## The task
Write out the records that follow exactly. Do not include pictures.

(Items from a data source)

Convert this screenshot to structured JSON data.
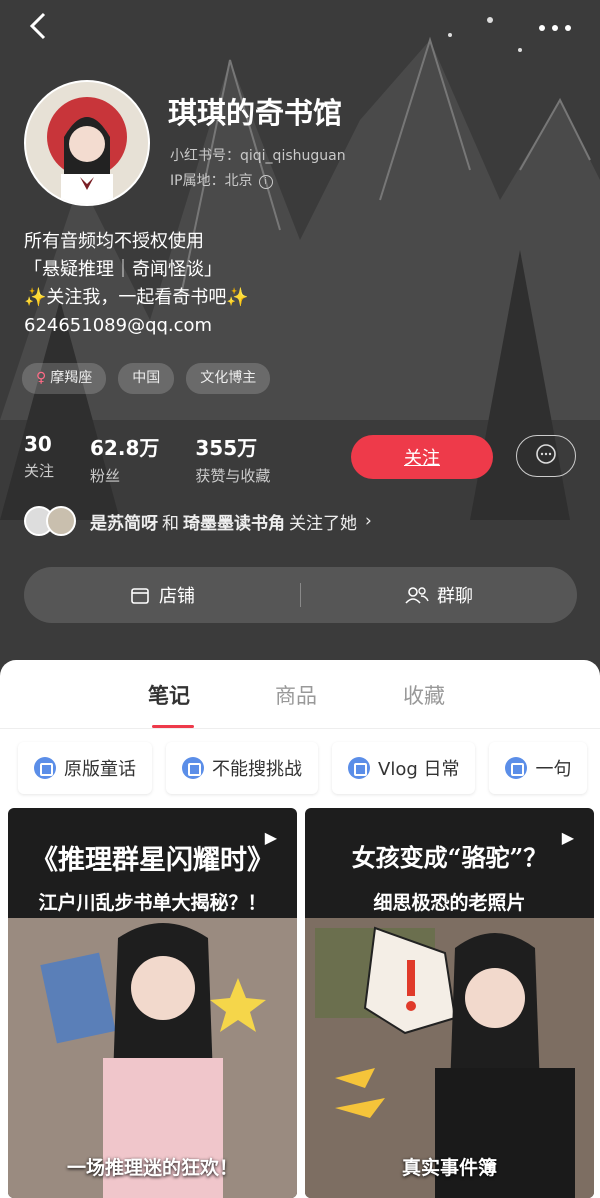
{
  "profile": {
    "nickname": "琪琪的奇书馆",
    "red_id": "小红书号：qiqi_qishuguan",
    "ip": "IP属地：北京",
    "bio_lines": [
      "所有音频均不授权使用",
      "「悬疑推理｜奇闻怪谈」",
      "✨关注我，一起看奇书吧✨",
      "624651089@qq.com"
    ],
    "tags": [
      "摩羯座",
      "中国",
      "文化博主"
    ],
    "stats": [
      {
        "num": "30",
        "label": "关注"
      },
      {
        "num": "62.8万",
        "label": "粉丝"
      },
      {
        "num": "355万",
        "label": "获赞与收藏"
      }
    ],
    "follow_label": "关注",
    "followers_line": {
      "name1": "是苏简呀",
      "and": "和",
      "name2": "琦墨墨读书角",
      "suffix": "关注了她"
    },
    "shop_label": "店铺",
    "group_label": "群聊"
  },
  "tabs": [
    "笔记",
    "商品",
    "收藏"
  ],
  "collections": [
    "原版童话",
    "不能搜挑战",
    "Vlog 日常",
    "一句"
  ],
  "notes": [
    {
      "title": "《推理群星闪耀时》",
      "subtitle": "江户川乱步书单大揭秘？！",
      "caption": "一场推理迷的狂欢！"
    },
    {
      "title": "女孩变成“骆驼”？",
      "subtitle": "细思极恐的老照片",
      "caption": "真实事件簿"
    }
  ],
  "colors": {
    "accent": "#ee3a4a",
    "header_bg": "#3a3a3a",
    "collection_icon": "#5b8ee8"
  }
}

## Reply
Convert this screenshot to structured JSON data.
{
  "profile": {
    "nickname": "琪琪的奇书馆",
    "red_id": "小红书号：qiqi_qishuguan",
    "ip": "IP属地：北京",
    "bio_lines": [
      "所有音频均不授权使用",
      "「悬疑推理｜奇闻怪谈」",
      "✨关注我，一起看奇书吧✨",
      "624651089@qq.com"
    ],
    "tags": [
      "摩羯座",
      "中国",
      "文化博主"
    ],
    "stats": [
      {
        "num": "30",
        "label": "关注"
      },
      {
        "num": "62.8万",
        "label": "粉丝"
      },
      {
        "num": "355万",
        "label": "获赞与收藏"
      }
    ],
    "follow_label": "关注",
    "followers_line": {
      "name1": "是苏简呀",
      "and": "和",
      "name2": "琦墨墨读书角",
      "suffix": "关注了她"
    },
    "shop_label": "店铺",
    "group_label": "群聊"
  },
  "tabs": [
    "笔记",
    "商品",
    "收藏"
  ],
  "collections": [
    "原版童话",
    "不能搜挑战",
    "Vlog 日常",
    "一句"
  ],
  "notes": [
    {
      "title": "《推理群星闪耀时》",
      "subtitle": "江户川乱步书单大揭秘？！",
      "caption": "一场推理迷的狂欢！"
    },
    {
      "title": "女孩变成“骆驼”？",
      "subtitle": "细思极恐的老照片",
      "caption": "真实事件簿"
    }
  ],
  "colors": {
    "accent": "#ee3a4a",
    "header_bg": "#3a3a3a",
    "collection_icon": "#5b8ee8"
  }
}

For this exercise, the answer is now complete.